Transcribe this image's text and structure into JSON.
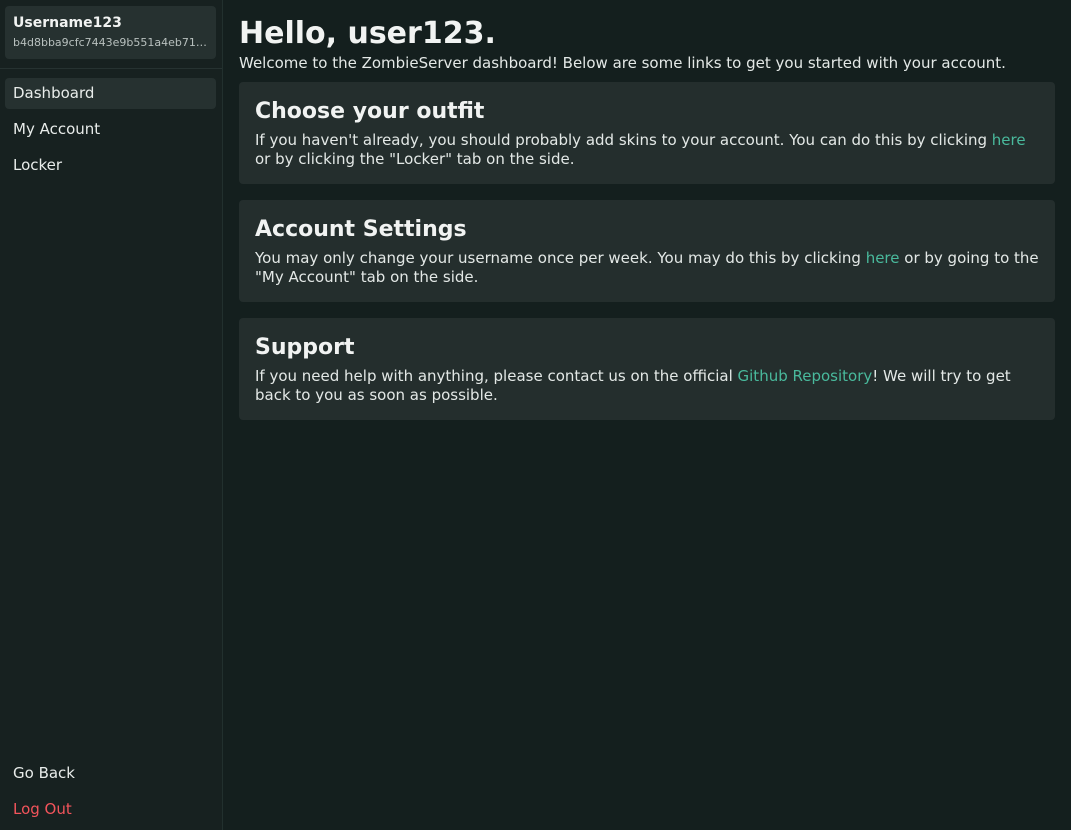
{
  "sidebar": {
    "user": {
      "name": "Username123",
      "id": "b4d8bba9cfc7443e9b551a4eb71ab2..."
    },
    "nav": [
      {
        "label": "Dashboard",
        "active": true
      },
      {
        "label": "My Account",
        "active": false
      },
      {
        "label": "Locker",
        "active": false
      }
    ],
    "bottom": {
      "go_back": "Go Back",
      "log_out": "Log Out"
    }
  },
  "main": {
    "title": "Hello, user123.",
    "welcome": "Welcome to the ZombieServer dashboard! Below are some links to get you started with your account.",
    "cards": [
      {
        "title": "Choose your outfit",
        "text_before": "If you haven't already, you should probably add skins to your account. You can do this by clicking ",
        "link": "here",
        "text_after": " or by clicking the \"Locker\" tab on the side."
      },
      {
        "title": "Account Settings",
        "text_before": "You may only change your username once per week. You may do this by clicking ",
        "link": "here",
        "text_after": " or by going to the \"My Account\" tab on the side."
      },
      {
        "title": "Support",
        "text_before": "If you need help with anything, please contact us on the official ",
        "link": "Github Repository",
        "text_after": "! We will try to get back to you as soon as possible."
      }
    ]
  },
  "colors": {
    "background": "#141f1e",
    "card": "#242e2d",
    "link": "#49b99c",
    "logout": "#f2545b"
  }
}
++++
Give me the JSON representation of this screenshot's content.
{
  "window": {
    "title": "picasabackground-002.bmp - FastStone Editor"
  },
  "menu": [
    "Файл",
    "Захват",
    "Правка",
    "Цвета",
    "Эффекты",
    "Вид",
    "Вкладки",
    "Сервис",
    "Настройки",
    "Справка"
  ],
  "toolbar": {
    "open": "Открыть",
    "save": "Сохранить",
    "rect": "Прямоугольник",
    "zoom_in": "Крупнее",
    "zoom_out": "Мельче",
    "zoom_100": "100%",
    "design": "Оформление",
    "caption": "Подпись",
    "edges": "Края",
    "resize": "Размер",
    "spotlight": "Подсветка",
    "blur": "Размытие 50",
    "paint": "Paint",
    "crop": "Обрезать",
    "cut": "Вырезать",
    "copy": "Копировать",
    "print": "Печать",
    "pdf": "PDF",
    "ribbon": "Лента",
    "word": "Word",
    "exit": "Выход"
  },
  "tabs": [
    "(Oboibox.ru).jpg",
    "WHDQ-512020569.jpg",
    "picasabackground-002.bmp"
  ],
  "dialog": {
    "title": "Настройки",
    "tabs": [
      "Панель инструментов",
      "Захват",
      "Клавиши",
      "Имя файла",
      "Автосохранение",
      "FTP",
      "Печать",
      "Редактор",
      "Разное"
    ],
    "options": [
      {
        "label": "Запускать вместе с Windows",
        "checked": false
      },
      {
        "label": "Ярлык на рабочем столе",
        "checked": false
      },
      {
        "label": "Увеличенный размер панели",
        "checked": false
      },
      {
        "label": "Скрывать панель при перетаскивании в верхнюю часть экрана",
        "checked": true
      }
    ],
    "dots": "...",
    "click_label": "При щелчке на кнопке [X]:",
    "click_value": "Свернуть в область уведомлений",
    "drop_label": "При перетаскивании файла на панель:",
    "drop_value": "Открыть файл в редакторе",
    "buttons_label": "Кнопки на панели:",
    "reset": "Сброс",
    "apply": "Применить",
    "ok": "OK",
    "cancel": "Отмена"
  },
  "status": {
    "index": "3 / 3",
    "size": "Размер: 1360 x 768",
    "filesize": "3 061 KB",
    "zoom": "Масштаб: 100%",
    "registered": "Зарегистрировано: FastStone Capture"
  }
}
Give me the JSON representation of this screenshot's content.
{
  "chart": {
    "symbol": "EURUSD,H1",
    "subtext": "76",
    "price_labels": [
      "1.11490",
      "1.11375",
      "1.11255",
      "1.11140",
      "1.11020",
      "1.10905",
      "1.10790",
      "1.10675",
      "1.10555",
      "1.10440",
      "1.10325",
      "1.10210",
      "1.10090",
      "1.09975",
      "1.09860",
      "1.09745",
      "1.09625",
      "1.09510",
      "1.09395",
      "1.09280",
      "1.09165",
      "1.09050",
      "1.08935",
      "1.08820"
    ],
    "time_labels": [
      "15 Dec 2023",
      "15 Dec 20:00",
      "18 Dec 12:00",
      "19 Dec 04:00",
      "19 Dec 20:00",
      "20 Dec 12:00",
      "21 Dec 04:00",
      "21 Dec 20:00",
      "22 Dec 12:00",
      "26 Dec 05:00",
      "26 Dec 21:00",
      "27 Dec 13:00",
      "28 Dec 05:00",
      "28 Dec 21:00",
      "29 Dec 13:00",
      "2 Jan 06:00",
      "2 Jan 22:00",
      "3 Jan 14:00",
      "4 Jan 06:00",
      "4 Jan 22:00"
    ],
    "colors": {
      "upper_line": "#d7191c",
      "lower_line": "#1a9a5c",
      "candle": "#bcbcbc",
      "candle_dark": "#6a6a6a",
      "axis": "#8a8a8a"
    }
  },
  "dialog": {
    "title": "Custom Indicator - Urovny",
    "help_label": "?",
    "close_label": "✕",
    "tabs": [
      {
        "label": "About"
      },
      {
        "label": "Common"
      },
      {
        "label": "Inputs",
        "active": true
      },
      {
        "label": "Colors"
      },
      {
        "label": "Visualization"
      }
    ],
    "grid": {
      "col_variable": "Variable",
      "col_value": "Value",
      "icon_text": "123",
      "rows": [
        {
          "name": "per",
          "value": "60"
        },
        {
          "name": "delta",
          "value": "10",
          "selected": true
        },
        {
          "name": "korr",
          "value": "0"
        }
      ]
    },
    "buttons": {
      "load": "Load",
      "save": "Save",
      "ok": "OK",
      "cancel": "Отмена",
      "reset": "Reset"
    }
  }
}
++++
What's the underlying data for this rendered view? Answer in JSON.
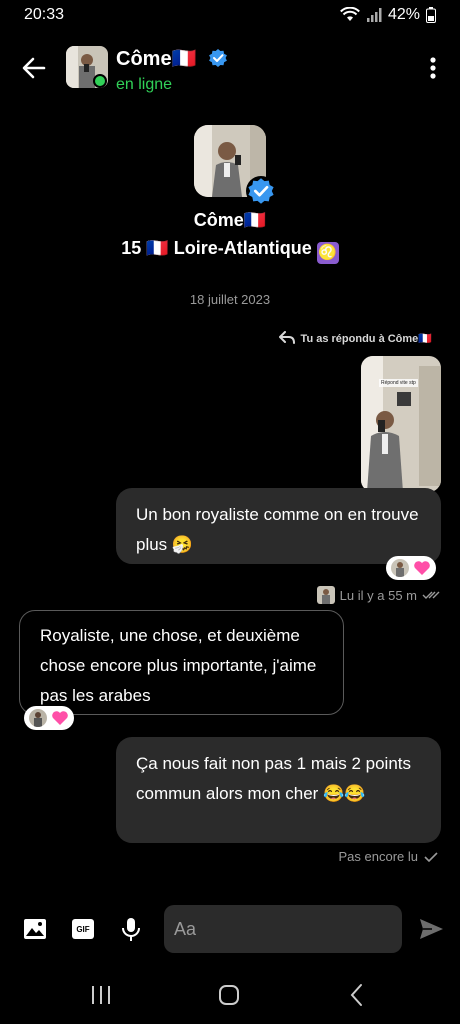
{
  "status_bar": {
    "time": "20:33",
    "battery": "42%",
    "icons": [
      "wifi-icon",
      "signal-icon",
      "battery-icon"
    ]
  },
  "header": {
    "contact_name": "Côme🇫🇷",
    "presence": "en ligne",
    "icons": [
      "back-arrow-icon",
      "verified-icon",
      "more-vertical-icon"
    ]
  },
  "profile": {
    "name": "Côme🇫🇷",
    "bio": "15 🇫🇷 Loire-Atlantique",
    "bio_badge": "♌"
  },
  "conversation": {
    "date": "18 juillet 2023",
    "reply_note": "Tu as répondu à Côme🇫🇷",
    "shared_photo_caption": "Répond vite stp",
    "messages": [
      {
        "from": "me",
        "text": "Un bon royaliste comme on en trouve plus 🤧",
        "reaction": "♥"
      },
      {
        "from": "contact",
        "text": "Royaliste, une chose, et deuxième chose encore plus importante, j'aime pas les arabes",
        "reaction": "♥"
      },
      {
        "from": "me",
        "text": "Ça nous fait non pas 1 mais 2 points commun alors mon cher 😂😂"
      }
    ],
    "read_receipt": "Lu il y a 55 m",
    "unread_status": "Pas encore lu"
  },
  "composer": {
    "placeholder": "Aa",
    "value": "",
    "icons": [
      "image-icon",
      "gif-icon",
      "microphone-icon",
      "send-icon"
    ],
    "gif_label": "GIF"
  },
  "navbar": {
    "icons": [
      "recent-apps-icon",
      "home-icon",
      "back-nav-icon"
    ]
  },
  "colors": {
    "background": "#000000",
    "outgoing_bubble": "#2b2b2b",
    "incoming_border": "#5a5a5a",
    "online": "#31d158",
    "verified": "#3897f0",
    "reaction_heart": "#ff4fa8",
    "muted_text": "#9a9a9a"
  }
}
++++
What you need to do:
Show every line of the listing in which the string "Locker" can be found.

Solution for this problem:
        "label": "Locker",
        "text_after": " or by clicking the \"Locker\" tab on the side."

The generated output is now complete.